(Dataset excerpts)
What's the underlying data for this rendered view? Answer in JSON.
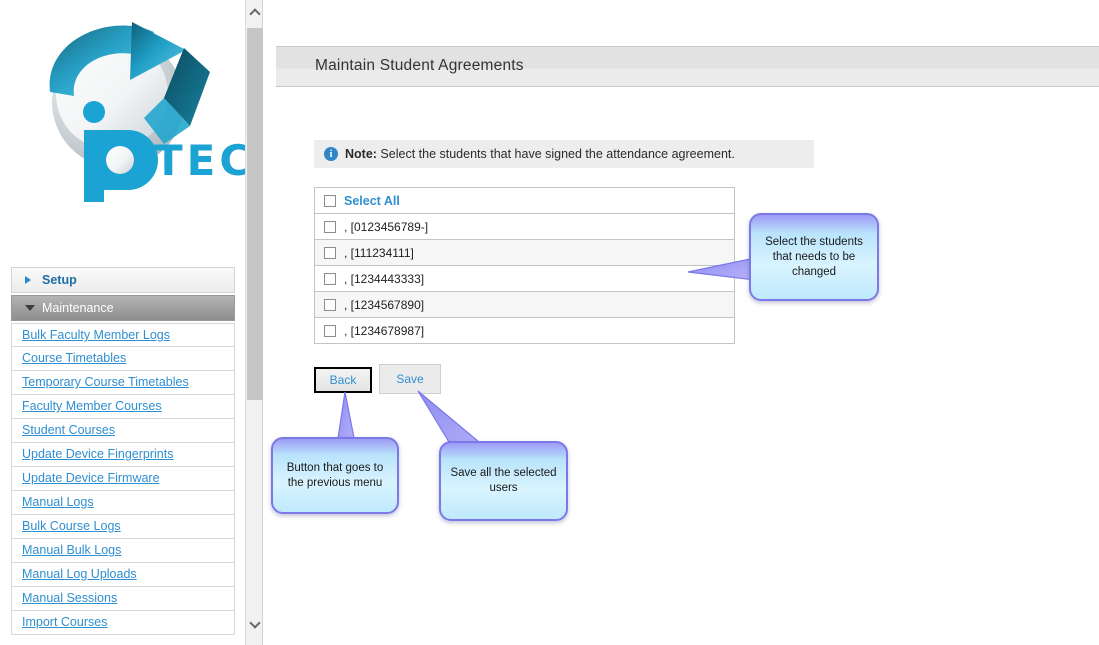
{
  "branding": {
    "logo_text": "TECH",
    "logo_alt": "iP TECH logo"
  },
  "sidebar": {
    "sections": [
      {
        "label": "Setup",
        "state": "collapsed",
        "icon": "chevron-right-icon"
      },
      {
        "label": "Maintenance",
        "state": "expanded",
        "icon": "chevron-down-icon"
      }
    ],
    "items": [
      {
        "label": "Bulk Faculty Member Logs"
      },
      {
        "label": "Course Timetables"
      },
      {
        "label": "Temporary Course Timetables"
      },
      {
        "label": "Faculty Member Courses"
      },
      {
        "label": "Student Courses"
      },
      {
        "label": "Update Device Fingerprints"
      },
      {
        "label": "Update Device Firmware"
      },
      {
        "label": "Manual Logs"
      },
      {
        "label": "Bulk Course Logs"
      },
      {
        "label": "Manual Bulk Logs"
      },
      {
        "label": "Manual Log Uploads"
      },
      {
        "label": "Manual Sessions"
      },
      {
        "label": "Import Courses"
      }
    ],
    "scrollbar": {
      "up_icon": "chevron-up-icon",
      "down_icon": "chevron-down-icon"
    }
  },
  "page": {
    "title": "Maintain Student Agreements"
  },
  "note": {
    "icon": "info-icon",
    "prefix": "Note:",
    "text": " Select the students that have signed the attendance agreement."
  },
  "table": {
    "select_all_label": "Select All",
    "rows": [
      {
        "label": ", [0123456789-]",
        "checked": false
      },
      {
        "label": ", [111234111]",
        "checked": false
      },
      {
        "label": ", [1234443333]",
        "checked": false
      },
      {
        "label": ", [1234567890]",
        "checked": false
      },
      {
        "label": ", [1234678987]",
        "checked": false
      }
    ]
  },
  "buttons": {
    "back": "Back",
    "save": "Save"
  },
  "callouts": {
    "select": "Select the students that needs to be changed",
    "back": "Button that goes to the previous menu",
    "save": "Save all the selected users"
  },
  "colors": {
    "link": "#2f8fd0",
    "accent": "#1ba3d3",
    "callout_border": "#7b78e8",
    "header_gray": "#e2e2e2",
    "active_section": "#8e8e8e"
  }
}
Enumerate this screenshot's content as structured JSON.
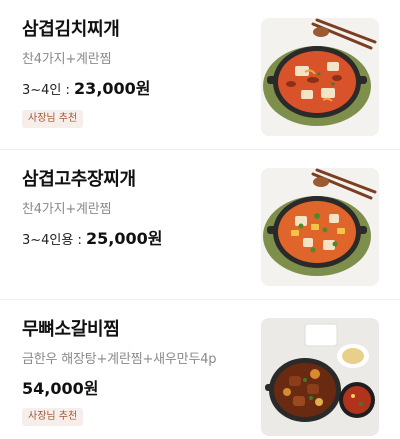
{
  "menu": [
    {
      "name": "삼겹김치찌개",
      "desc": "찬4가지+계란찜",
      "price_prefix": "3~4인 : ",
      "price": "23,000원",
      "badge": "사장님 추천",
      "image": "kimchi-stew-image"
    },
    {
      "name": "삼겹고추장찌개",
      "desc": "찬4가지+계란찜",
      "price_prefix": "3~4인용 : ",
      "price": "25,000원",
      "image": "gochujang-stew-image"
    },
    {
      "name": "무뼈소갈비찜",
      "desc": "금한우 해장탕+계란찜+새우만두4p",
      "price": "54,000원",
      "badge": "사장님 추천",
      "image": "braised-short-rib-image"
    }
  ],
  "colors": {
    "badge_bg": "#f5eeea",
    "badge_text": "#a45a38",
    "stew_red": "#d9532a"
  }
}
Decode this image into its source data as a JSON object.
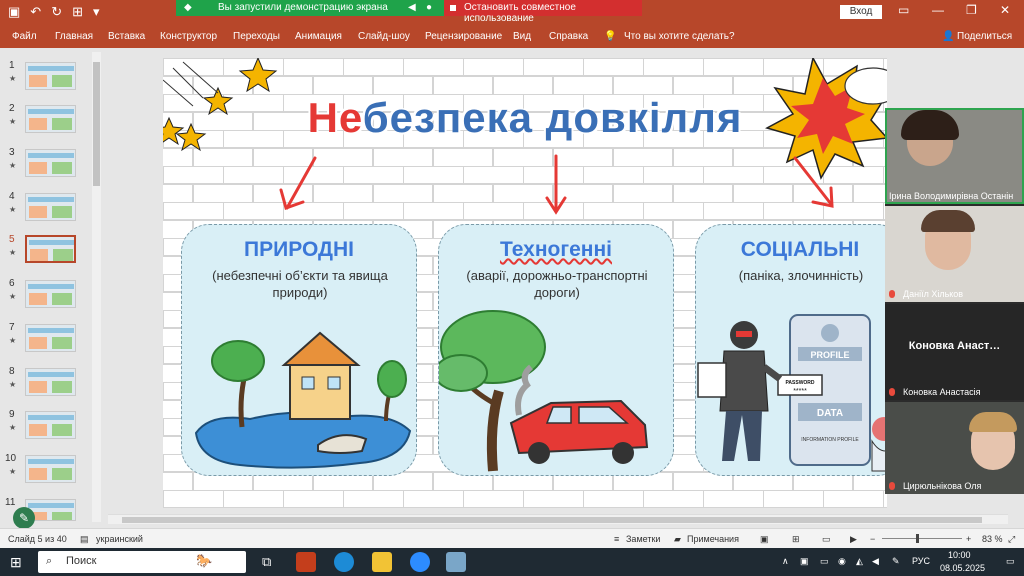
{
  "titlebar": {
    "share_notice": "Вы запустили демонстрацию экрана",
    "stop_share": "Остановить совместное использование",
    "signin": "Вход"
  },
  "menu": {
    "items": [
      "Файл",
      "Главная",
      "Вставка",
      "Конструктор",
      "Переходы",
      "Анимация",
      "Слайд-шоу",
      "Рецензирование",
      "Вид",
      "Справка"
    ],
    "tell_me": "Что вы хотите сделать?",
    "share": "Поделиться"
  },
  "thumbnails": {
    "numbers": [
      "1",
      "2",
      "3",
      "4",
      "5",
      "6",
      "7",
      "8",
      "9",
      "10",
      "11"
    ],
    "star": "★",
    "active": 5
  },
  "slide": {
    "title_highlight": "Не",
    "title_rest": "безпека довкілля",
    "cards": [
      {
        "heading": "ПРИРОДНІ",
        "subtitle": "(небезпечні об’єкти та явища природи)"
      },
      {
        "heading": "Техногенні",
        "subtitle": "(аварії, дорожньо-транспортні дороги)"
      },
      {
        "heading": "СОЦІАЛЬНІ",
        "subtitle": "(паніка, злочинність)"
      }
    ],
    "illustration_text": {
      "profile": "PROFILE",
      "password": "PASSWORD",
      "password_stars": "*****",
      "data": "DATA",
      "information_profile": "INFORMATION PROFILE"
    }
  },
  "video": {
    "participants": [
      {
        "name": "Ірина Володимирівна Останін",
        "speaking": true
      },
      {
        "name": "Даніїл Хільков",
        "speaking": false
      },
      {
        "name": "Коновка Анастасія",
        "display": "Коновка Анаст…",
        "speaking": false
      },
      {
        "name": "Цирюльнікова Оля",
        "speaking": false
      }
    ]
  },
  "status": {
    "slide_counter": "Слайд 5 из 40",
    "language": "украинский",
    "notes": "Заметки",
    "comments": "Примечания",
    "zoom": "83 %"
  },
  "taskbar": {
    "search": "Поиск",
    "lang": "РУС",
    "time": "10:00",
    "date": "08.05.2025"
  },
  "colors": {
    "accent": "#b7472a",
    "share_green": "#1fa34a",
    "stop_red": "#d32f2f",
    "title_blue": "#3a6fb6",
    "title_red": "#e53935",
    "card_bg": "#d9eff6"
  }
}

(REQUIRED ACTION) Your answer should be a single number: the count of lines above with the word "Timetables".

(SOLUTION FOR THIS TASK) 2